The Gift That Keeps Giving

Feb 2, 2011 | Anatomy, Hip Surgery, XHip, Yoga practices, Yoga teaching  | 4 comments

Imagine if Beethoven had had his hearing restored and he actually heard his magnificent Ninth Symphony as he conducted it at his Austrian premier. Because of hearing nothing, he wept.
Or imagine if the incredibly prolific Pierre-Auguste Renoir had not been severely crippled by arthritis and wheel chair-bound what his contribution to painting and sculpture might have been.
On February 1st, 2010, my orthopedic surgeon replaced my osteoarthritic hips with 2 shiny ceramic & titanium ones. It’s taken time and dedication to yoga and other exercise, but I’ve restored much of my former mobility. To the point of being able to start teaching yoga again. For me it’s an absolute miracle to have brand new hips and a new lease on my passion – practising and teaching yoga. Here’s a photo of me in rehab last year:

- the gift that keeps giving

Feb. '10
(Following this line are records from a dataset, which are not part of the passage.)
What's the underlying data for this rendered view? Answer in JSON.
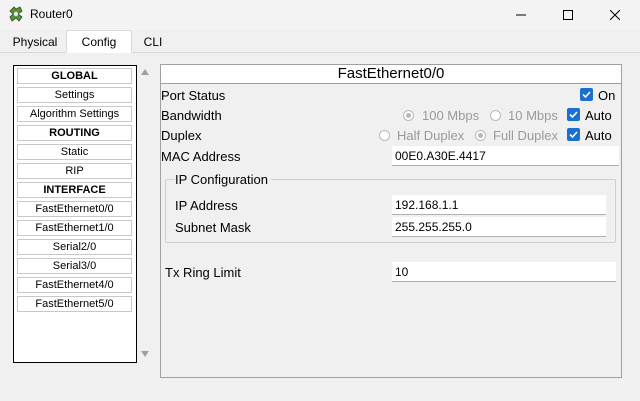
{
  "window": {
    "title": "Router0",
    "icon": "router-icon"
  },
  "tabs": [
    {
      "label": "Physical",
      "active": false
    },
    {
      "label": "Config",
      "active": true
    },
    {
      "label": "CLI",
      "active": false
    }
  ],
  "sidebar": {
    "items": [
      {
        "label": "GLOBAL",
        "header": true
      },
      {
        "label": "Settings",
        "header": false
      },
      {
        "label": "Algorithm Settings",
        "header": false
      },
      {
        "label": "ROUTING",
        "header": true
      },
      {
        "label": "Static",
        "header": false
      },
      {
        "label": "RIP",
        "header": false
      },
      {
        "label": "INTERFACE",
        "header": true
      },
      {
        "label": "FastEthernet0/0",
        "header": false
      },
      {
        "label": "FastEthernet1/0",
        "header": false
      },
      {
        "label": "Serial2/0",
        "header": false
      },
      {
        "label": "Serial3/0",
        "header": false
      },
      {
        "label": "FastEthernet4/0",
        "header": false
      },
      {
        "label": "FastEthernet5/0",
        "header": false
      }
    ]
  },
  "panel": {
    "title": "FastEthernet0/0",
    "port_status": {
      "label": "Port Status",
      "on_label": "On",
      "on_checked": true
    },
    "bandwidth": {
      "label": "Bandwidth",
      "opt_100": "100 Mbps",
      "opt_10": "10 Mbps",
      "auto_label": "Auto",
      "auto_checked": true
    },
    "duplex": {
      "label": "Duplex",
      "opt_half": "Half Duplex",
      "opt_full": "Full Duplex",
      "auto_label": "Auto",
      "auto_checked": true
    },
    "mac": {
      "label": "MAC Address",
      "value": "00E0.A30E.4417"
    },
    "ip_config": {
      "title": "IP Configuration",
      "ip_label": "IP Address",
      "ip_value": "192.168.1.1",
      "mask_label": "Subnet Mask",
      "mask_value": "255.255.255.0"
    },
    "tx_ring": {
      "label": "Tx Ring Limit",
      "value": "10"
    }
  },
  "colors": {
    "check_blue": "#1a6fd1",
    "disabled_text": "#9a9a9a"
  }
}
And, here’s some photos from today:
- the gift that keeps giving

Urdvha Dhanurasana

- the gift that keeps giving

Preparation for Headstand Dropback

- the gift that keeps giving

Pincha Mayurasana

This last one, I don’t recommend, butI couldn’t help myself. I look appropriately worried 😉
- the gift that keeps giving



  1. What a difference a year makes – truly a testimony to your personal dedication, stamina and perseverance in working with the excellent tools of yoga to regain and rebuild the body.
    I am amazed and can only say wonderful and weldone.
    It all starts in the mind though….

    • Thanks, Emma. You’re right about how important the mind is in the process of rehabilitating – even more important is the Spirit! XO E

  2. I feel the same! I had a total right hip rpelacement on June 21st, summer solstice 2010 and now feeling strong and flexible again. I was back teaching pilates at the end of September but it was really in the last weeks of Decemeber into January 2011 that I really began to feel flexibiblty and strength really good. I did the Niadance white belt intensive training in London in December and although I found hard going and tiring (maybe a bit too soon but I wanted to seize the oppoertunity that arose!) I feel that it contributed to my rehabilitation.

    • Great to hear you’re doing so well, Lin. In the beginning, it seems like rehabilitation process is so much effort, and then suddenly the healing process just takes over naturally. Cheers, E


Submit a Comment

Your email address will not be published. Required fields are marked *

The Archives